Excerpts from an interface dataset:
-=-=-=-=-

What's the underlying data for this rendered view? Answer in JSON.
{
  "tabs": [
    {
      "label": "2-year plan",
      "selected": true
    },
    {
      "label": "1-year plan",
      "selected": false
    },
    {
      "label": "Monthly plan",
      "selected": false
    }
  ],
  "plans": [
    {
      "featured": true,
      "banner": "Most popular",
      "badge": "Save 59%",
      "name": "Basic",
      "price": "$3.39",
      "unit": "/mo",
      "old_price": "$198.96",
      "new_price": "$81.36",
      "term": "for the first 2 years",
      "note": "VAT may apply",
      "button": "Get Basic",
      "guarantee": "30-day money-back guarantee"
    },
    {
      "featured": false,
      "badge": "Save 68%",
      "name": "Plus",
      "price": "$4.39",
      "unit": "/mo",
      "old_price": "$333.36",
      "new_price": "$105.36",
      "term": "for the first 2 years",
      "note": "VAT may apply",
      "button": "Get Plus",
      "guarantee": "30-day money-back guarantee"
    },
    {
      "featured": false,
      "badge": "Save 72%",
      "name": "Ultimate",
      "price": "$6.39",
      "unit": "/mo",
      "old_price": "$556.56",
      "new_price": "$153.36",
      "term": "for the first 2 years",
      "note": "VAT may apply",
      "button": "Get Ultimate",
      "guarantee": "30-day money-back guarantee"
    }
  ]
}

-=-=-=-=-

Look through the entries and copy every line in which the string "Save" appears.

TASK OUTPUT
      "badge": "Save 59%",
      "badge": "Save 68%",
      "badge": "Save 72%",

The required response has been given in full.